- Source material:
====

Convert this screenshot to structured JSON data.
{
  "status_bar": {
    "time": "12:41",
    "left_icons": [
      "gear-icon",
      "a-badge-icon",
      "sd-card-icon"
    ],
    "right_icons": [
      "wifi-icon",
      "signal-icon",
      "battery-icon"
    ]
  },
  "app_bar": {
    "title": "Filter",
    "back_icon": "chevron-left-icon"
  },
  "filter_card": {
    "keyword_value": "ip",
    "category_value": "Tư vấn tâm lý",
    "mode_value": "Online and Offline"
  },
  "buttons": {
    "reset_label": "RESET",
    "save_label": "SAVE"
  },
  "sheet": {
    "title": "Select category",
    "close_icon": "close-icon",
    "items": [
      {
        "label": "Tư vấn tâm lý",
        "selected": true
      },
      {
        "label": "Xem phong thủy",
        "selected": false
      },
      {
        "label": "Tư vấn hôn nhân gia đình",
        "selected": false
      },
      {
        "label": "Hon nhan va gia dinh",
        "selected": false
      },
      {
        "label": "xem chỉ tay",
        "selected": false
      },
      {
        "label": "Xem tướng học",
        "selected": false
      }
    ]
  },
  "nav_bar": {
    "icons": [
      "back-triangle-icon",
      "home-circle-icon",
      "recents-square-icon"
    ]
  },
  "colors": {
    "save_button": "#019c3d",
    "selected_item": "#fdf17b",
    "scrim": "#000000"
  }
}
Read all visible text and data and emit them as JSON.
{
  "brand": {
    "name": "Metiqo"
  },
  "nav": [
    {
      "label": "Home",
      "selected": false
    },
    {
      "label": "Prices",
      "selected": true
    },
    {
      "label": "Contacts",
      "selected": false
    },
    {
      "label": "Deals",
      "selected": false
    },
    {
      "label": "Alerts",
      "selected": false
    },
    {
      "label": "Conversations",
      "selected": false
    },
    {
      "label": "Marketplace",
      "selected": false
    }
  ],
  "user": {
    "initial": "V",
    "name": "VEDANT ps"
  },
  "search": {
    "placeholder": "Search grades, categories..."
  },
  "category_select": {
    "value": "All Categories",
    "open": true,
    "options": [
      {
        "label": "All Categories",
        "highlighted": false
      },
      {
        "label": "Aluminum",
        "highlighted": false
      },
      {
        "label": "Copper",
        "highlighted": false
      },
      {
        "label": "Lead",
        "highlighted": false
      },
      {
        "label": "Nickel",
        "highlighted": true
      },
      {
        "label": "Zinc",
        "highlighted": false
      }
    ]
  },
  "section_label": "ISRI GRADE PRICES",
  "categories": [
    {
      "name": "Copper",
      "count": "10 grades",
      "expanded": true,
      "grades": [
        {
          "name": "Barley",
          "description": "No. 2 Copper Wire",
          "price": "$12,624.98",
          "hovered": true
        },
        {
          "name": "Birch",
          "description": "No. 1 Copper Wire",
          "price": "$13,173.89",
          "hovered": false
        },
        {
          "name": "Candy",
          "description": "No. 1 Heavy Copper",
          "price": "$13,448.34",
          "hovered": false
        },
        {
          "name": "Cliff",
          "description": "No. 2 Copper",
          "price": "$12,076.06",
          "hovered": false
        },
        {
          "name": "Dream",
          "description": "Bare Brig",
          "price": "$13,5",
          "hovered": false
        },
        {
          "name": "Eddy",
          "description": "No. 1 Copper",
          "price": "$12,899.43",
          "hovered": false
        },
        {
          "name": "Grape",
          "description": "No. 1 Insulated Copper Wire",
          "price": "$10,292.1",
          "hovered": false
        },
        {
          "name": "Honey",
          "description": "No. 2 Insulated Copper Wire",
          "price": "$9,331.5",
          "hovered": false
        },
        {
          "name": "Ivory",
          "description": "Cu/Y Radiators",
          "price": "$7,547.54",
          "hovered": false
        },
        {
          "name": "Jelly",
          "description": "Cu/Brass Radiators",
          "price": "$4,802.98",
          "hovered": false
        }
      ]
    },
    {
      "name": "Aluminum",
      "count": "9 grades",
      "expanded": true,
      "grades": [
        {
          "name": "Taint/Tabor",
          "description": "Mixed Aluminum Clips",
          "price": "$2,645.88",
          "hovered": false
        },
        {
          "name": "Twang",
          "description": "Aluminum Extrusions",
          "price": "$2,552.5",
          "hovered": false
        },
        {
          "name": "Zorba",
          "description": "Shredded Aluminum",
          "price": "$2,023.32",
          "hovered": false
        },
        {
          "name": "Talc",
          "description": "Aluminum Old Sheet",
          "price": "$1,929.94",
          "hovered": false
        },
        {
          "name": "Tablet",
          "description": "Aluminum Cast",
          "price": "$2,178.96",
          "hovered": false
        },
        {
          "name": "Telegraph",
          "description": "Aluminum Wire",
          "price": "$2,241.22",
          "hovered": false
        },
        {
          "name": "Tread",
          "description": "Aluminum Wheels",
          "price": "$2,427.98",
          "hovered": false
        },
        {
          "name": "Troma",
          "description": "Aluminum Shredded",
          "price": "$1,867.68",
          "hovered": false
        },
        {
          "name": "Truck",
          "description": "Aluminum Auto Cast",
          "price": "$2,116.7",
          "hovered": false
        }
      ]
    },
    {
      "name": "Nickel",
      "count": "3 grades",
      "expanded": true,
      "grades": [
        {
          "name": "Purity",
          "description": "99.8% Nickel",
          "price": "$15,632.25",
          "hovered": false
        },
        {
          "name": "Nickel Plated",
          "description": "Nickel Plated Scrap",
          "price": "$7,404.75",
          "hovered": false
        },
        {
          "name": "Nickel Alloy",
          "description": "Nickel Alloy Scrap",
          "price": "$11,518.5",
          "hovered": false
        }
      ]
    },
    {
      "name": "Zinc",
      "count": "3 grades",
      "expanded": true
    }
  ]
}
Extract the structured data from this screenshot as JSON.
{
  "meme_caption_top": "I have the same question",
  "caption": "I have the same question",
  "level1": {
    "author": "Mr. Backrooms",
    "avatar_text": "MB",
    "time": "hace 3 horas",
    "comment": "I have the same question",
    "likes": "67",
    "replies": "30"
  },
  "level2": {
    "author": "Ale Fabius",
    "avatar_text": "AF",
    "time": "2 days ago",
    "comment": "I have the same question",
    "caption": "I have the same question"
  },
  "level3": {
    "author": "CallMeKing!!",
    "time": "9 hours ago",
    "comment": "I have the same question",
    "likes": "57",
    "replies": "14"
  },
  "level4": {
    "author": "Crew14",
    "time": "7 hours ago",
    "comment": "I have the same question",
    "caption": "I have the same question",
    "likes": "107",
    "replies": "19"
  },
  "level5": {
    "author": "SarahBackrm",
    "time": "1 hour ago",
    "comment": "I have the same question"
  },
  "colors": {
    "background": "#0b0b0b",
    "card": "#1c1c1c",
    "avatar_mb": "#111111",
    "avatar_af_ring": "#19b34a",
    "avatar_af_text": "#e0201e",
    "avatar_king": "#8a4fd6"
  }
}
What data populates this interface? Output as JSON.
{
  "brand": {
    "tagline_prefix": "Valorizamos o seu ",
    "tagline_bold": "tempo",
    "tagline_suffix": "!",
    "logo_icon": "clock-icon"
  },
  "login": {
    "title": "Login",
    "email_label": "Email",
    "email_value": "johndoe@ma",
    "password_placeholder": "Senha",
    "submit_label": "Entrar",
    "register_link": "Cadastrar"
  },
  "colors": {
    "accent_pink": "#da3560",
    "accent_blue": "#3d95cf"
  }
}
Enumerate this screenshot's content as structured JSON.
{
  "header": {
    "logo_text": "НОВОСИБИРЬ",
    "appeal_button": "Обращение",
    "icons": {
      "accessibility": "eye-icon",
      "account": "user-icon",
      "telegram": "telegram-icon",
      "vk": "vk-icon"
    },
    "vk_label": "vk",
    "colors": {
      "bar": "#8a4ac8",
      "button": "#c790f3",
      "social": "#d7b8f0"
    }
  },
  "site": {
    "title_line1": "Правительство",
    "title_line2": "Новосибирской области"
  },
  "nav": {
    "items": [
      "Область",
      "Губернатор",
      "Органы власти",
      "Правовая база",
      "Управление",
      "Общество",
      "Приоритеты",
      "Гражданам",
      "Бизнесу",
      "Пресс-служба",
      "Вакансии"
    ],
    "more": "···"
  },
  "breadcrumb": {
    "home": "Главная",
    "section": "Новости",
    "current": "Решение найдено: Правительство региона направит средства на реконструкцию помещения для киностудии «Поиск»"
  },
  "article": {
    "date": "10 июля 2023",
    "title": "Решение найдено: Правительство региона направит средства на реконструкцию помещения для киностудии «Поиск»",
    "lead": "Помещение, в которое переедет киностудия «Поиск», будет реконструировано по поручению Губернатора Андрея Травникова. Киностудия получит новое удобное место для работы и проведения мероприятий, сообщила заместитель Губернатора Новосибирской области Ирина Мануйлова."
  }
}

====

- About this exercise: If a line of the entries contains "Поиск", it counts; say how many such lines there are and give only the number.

- Expected answer: 3